AIM OF THE TASK:
The answer must consist of every line in the records that contains the word "content".

PROVIDED RECORDS:

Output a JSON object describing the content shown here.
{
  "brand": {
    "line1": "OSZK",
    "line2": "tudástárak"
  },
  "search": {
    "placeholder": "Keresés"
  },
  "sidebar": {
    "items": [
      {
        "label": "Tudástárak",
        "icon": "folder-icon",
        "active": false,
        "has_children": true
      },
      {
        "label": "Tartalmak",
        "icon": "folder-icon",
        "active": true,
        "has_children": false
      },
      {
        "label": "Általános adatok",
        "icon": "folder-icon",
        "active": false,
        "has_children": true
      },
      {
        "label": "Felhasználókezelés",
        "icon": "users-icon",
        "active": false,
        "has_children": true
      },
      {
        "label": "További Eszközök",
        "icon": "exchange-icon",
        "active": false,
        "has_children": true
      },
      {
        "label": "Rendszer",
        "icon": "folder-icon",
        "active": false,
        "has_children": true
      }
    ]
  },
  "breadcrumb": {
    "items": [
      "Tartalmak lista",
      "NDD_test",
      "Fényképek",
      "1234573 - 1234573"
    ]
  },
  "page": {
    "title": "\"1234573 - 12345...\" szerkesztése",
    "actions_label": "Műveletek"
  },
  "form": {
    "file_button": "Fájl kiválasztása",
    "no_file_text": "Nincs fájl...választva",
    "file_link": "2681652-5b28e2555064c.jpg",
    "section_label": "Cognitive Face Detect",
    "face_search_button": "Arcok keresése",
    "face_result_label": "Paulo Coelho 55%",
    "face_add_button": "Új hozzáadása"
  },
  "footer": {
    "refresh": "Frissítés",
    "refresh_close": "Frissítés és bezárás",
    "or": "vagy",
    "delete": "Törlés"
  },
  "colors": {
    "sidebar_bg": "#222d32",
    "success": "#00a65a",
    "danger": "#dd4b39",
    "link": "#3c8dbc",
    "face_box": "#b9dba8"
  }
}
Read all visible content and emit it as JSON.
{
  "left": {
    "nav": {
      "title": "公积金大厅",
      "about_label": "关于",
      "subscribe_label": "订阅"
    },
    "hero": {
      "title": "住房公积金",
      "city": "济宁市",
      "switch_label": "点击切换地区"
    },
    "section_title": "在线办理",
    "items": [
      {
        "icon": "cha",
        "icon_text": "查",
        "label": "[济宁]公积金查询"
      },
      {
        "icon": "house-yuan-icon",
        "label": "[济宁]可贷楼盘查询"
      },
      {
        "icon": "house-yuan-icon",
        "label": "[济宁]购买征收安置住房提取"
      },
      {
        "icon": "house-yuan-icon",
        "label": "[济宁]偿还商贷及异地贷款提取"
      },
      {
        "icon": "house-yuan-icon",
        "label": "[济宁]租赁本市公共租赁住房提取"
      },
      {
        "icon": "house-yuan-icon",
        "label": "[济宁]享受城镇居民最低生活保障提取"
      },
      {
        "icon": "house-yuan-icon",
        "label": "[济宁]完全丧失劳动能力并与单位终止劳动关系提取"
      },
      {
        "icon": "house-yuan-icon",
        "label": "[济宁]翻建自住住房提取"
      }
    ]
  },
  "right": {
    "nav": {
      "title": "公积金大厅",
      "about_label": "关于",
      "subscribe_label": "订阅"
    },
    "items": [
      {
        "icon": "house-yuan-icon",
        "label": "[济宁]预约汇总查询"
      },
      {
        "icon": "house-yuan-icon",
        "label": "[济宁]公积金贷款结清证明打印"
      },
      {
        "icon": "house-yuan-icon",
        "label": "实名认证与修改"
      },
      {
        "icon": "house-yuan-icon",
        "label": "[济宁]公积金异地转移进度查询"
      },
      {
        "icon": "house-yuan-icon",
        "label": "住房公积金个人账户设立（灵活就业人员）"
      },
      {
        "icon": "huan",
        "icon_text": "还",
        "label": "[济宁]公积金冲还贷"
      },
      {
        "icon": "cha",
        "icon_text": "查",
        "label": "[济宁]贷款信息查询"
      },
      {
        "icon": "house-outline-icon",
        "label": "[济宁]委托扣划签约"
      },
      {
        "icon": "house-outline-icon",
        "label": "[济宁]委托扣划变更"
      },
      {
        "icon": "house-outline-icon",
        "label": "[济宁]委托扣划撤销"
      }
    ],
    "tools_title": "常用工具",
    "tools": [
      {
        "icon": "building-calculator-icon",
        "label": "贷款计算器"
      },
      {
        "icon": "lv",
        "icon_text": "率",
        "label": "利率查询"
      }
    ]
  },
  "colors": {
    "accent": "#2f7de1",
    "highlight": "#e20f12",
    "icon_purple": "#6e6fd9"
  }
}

ANSWER BOX:
Output a JSON object describing the content shown here.
Read all visible content and emit it as JSON.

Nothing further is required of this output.